We interrupt our regularly scheduled science fiction fare for something quite different. Something so momentous and so amazing it has been several years in the making. Well, in all honesty, I am really just mixing metaphors for my own amusement. Today I am bringing you into the world of my favorite author of all time. I never really passionately held a strong belief in the writing talent of a single author until I read my first novel by Pat Conroy and became instantly enamored. It was as I was pouring through the open ing pages of Beach Music that I discovered in a single book all the things I loved about the English language and all the ways I wanted it to be used.
Mr. Conroy writes these sweeping epics of family drama and love and loss in a way that makes my heart sing with the pure joy of reading the words.
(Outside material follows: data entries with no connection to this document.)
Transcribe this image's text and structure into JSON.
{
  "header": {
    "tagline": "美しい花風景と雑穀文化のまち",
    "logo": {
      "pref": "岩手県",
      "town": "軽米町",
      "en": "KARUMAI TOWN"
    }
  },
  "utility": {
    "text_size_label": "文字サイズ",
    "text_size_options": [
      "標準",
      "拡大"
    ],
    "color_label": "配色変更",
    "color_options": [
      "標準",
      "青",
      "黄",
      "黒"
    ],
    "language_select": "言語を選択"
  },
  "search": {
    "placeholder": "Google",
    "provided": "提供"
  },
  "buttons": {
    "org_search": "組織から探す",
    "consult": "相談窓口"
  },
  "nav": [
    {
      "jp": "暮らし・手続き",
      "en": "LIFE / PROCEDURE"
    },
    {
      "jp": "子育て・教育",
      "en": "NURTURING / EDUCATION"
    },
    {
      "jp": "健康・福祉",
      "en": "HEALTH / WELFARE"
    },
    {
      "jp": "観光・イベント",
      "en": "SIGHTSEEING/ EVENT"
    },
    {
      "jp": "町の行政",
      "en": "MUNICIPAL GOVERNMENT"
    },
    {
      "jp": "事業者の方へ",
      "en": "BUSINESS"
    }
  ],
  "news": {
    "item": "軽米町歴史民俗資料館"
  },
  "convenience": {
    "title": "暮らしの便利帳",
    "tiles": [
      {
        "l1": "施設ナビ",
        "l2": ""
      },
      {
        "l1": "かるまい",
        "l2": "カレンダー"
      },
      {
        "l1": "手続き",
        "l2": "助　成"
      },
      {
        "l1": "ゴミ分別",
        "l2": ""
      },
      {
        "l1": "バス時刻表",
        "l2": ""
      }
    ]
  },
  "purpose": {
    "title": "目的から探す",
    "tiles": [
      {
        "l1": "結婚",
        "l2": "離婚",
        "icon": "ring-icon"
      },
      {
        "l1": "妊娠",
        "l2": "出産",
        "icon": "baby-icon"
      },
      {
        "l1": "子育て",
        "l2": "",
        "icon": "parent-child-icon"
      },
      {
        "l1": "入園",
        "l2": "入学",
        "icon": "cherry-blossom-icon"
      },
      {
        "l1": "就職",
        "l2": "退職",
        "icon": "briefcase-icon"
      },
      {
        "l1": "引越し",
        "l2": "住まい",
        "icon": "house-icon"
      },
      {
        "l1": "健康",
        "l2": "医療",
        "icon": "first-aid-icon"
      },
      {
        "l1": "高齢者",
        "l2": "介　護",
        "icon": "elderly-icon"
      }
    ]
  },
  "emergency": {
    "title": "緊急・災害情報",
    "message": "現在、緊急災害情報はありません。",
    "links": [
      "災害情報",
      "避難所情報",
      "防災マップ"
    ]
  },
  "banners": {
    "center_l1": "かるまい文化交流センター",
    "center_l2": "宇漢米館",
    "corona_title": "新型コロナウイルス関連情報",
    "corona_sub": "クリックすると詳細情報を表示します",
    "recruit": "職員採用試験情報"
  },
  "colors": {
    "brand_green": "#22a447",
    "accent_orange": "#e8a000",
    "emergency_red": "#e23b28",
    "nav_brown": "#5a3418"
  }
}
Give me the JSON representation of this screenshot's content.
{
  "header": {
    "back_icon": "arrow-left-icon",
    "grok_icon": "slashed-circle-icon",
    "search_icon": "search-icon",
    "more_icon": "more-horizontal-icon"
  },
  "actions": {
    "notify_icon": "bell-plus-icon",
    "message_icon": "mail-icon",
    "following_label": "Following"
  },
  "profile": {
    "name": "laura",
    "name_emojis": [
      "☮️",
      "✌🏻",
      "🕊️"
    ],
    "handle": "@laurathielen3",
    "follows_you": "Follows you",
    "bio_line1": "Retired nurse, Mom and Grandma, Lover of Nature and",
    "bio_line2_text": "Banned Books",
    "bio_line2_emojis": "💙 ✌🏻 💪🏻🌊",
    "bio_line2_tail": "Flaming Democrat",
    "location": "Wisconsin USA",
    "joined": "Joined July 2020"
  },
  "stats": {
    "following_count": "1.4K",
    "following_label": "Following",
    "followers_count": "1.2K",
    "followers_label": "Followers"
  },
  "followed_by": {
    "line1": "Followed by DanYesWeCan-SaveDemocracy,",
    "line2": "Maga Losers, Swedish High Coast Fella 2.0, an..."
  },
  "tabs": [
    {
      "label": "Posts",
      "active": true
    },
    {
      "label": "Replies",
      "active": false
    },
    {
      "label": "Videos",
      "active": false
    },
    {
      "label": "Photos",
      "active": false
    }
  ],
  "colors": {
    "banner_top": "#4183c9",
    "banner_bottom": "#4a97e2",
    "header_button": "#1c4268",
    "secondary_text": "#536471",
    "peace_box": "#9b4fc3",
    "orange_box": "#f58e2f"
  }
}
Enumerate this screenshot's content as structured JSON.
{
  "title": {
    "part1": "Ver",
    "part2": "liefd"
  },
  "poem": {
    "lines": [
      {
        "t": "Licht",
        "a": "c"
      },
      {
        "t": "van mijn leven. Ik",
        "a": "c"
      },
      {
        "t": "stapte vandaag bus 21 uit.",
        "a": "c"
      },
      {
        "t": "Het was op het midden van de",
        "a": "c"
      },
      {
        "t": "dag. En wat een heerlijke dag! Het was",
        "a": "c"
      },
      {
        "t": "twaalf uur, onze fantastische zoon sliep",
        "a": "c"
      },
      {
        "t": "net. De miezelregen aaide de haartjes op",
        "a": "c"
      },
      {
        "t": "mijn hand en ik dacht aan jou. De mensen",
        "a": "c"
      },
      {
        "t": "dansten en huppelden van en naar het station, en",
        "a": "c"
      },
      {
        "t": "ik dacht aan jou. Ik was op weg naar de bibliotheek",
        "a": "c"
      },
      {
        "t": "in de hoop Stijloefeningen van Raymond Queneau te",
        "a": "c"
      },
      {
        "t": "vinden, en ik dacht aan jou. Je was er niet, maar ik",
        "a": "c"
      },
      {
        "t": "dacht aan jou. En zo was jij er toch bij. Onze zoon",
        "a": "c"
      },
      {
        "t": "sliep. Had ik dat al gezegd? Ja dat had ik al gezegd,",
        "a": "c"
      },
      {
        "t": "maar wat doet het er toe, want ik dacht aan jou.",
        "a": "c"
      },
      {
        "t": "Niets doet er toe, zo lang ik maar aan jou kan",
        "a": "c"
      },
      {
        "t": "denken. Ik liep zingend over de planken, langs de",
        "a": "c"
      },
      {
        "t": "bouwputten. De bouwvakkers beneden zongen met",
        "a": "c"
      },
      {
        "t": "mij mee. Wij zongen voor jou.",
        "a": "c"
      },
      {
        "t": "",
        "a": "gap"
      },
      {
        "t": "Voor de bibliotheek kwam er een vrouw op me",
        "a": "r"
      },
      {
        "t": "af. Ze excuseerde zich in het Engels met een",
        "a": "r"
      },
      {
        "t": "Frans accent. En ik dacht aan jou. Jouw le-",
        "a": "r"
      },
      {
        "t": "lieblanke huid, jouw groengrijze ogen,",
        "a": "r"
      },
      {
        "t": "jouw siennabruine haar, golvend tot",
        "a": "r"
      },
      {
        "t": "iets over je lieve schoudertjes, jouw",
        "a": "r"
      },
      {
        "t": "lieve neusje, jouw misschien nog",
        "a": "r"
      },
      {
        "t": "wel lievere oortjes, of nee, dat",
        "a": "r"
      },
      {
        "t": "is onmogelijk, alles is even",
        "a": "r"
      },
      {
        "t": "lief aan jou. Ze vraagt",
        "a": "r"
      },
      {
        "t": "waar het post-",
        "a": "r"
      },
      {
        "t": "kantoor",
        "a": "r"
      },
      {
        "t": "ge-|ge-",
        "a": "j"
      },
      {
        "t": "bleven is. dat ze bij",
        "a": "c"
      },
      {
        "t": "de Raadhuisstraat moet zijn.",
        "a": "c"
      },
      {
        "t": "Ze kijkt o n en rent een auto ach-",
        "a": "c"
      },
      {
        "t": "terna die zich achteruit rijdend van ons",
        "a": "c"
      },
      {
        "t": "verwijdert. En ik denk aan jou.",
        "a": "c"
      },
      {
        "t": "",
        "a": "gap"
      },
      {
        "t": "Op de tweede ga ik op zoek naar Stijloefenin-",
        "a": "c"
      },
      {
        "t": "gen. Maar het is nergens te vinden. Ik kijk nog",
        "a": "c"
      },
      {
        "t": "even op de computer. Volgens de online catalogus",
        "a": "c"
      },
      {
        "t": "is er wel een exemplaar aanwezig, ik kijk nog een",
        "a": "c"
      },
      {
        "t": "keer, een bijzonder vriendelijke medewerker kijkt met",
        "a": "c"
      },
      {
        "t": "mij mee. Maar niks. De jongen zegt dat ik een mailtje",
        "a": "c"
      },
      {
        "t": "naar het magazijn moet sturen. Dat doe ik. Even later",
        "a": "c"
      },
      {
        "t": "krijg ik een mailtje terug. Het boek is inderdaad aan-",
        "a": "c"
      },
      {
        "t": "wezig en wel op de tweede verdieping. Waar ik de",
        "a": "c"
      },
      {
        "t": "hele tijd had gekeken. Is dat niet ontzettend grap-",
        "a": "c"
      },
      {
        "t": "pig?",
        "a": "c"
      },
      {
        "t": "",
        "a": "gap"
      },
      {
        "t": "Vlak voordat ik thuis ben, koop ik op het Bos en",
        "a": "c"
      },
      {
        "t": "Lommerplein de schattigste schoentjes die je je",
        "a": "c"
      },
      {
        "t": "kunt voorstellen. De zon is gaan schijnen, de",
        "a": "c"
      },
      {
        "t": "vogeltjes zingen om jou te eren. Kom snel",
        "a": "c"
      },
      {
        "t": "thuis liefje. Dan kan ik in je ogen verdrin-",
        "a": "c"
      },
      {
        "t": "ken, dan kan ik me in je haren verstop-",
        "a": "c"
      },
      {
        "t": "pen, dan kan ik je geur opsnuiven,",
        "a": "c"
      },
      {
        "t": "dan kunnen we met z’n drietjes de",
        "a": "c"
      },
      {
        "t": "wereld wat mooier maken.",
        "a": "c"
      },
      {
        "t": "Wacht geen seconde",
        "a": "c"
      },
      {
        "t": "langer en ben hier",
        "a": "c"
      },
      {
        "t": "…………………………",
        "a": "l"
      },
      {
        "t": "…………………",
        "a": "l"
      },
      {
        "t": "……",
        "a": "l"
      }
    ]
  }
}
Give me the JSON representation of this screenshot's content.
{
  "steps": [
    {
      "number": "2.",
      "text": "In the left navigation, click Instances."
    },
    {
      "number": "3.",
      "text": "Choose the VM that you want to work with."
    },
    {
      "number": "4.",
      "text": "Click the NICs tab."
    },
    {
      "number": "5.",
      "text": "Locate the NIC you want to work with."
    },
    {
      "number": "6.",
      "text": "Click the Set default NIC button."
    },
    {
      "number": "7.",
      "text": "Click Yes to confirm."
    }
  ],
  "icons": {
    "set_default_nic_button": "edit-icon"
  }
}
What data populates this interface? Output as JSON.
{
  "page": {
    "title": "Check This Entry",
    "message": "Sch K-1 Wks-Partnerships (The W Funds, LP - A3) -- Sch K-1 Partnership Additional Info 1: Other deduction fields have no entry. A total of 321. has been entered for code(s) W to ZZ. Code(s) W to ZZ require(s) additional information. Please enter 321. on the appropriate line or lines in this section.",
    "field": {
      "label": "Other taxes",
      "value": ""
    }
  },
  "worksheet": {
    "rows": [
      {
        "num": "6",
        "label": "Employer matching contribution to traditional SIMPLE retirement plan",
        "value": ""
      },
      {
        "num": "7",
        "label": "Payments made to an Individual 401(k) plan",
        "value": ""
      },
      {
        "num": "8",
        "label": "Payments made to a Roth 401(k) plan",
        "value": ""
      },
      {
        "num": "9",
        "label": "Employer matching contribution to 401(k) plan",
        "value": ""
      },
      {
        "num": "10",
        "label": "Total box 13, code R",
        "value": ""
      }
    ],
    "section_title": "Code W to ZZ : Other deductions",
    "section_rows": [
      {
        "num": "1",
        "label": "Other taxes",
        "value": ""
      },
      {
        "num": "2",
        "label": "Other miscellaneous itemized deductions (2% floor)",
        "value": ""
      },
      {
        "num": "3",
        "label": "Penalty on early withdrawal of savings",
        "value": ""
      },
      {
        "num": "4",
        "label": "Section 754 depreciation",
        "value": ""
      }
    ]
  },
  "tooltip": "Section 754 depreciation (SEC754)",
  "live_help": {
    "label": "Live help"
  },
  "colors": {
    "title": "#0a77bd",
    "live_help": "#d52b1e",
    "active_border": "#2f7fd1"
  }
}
When I first read Beach Music I was feeling a little blue and looking for something to lift my spirits. Beach Music is not a light romance like I was somehow expecting. It begins with tragedy enough to make you sob for days and yet somehow the prose still lifted my spirit.
The publication of a new novel from Pat Conroy has been promised for years and it finally happened one day when I wasn’t looking. South of Broad starts with the same overwhelming prose that made me fall in love with Mr. Conroy the first time I flipped open Beach Music and stayed up half the night gripped in its clutches. South of Broad is set in the lavishly described Charleston, South Carolina. The novel starts with a prologue that paints for the reader an amazingly vivid portrait of this city and what it means to the man whose story we will soon be traveling through.
“Everything I reveal to you now will be Charleston-shaped and Charleston-governed, and sometimes even Charleston-ruined.”
Leopold Bloom King is the second son born to a Ulysses obsessed mother who named both her son’s after James Joyce’s novel. When the novel begins Leo is still a very young man and already his life seems to be ruined by the tragic circumstances around him. While many of Conroy’s previous works have dealt with tragedy the detail in this novel seem so forward and heavy handed with out the language to hold the events up and float the reader along through the hard parts. It is true that life itself is hard, but when I am face with it in fiction I just want to turn away. It takes some very strong writing to pull me through an emotionally difficult book. South of Broad seems front loaded with exposition and is lacking the charm I expect from this talented author.
I read this author for his writing more than his story. His characters are compelling, but in South of Broad I didn’t connect as deeply with them as I did in some of his previous works.